Kauffman Foundation and National Postdoctoral Association Awards Recognize Entrepreneurship as a Valued Career Path for New Scientists

Media contacts
Lacey Graverson, 816-932-1116, lgraverson@kauffman.org, Kauffman Foundation
Cathee Johnson Phillips, cjphillips@nationalpostdoc.org, National Postdoctoral Association

WASHINGTON (Oct. 24, 2011) — The Ewing Marion Kauffman Foundation and the National Postdoctoral Association have announced the call for applications for the 2012 Kauffman Foundation Outstanding Postdoctoral Entrepreneur and Emerging Postdoctoral Entrepreneur awards, which recognize exceptional postdocs who are working to commercialize research.

"Postdoctoral research has the potential to change society and individual lives," said Sandra Miller, Kauffman Foundation, director of Kauffman Labs for Enterprise Creation. "The Postdoctoral awards foster entrepreneurship in the scientific community by recognizing scholars who are taking steps to bring their innovations to market. That's important because commercialization is the key to ensuring that research realizes the good it is meant to achieve."

The awards will be presented at the NPA's 10th Annual Meeting, slated for March 15-18, 2012, in San Francisco, Calif. The Outstanding Postdoctoral Entrepreneur recipient will receive a $10,000 honorarium. The Emerging Postdoctoral Entrepreneur Award, given to a promising postdoctoral entrepreneur, provides a $2,500 honorarium.

"We're very pleased to once again partner with the Kauffman Foundation in this award program, which builds entrepreneurial awareness by providing researchers with role models who are experiencing success," said NPA Executive Director Cathee Johnson Phillips.

To qualify for the Outstanding Postdoctoral Entrepreneur award, in addition to other criteria, an individual must hold a doctorate degree, have completed postdoctoral training in the United States, and be the founder or co-founder of a U.S. company that is commercializing or has commercialized the intellectual property of the nominee or other intellectual property in which the nominee has been significantly involved. A nominee for the Emerging Postdoctoral Entrepreneur award must hold a postdoctoral position or have completed postdoctoral training and be seeking to commercialize intellectual property, among other criteria.

Application information and complete eligibility criteria for each award are available at www.nationalpostdoc.org/entrepreneur. The deadline for application is Nov. 28, 2011, at 11:59 p.m. EST.

About the 2011 Award Recipients
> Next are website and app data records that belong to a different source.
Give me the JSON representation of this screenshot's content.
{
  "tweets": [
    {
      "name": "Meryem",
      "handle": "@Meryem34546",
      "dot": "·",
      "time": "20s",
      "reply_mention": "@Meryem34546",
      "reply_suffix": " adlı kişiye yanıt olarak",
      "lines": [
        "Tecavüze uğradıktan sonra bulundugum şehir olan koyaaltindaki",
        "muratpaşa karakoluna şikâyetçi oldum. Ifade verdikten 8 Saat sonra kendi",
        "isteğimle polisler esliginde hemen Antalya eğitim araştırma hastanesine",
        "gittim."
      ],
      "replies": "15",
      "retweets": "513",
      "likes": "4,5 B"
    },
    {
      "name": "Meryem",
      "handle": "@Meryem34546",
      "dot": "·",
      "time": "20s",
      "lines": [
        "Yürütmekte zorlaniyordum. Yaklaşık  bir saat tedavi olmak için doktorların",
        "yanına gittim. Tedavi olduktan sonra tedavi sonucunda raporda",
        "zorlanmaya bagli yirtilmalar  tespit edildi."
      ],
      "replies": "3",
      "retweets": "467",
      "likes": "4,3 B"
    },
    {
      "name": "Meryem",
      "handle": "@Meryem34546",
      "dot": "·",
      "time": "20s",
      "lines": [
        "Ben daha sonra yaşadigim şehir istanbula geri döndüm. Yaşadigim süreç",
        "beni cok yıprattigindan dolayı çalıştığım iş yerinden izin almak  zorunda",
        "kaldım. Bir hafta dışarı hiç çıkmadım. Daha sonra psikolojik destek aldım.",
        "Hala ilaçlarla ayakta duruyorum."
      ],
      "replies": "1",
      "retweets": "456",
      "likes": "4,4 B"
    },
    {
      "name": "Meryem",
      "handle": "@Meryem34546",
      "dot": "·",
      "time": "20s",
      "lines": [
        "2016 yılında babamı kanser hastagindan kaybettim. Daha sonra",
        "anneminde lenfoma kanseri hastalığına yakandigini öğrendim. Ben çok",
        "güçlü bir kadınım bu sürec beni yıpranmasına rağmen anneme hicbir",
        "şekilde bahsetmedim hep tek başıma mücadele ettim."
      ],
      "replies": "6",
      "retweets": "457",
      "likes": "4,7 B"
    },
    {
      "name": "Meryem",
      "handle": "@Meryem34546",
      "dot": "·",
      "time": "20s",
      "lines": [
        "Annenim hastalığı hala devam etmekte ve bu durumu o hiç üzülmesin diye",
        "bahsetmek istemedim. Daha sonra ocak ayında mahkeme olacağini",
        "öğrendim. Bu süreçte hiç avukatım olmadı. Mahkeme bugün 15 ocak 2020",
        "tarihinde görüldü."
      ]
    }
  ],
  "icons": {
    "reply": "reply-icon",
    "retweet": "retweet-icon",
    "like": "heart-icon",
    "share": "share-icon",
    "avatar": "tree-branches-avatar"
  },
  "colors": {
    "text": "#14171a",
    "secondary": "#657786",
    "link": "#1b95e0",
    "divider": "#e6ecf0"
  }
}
Noah Weisleder, the 2011 Kauffman Foundation Outstanding Postdoctoral Entrepreneur, received his B.S. in biotechnology and molecular biology from Worcester Polytechnic Institute and a Ph.D. in cell biology from Baylor College of Medicine. He conducted his postdoctoral studies at Robert Wood Johnson Medical School where he is now an assistant professor in the Department of Physiology and Biophysics. During this time, he has published dozens of peer-reviewed publications or book chapters in the fields of muscle physiology, cardiovascular disease, cytoskeletal dynamics, membrane repair and cellular calcium homeostasis in normal physiology and disease states. He is an inventor of six published U.S. patent applications and numerous international patent applications. These inventions became the basis for formation of TRIM-edicine, a biotechnology company developing protein therapeutics targeting regenerative medicine applications, where he is a co-founder and chief scientific officer. At TRIM-edicine, located in North Brunswick, N.J., he oversees all developmental programs and manages partnerships with established pharmaceutical companies. He has received a fellowship from the American Heart Association and a Pathway to Independence Award from the National Institutes of Health.

Jason K. Holt, the 2011 Kauffman Foundation Emerging Postdoctoral Entrepreneur, is a co-founder and chief technology officer of NanOasis Technologies, Richmond, Calif., a San Francisco Bay Area startup focusing on the development of next-generation, low-energy membranes for seawater desalination. He has a B.S. in chemical engineering from the University of California at Irvine and an M.S. and Ph.D. in chemical engineering from the California Institute of Technology. His doctorate work focused on methods for developing low-cost, thin-film silicon solar cells. After completing his Ph.D. studies, he joined Intel Corporation as a senior process engineer. Eager to rejoin the research community, he left Intel to join Lawrence Livermore National Laboratory (LLNL) as a postdoctoral fellow in 2003 and was later promoted to staff scientist in 2006. His research at LLNL focused on nanostructured composite materials for applications in nanofluidics and filtration. This research culminated in an article in Science in 2006 and demonstrated the promise of carbon nanotube materials for high throughput filtration. To explore the commercial applications of this research, he entered the Siemens Technology Entrepreneurship Challenge in 2007 and won first place for his business plan entitled "Carbon Nanotube Membranes for Desalination". This award attracted interest from the venture capital community and led to the founding of NanOasis in the summer of 2008. He is passionate about the development of technologies to solve global issues such as water scarcity and energy independence.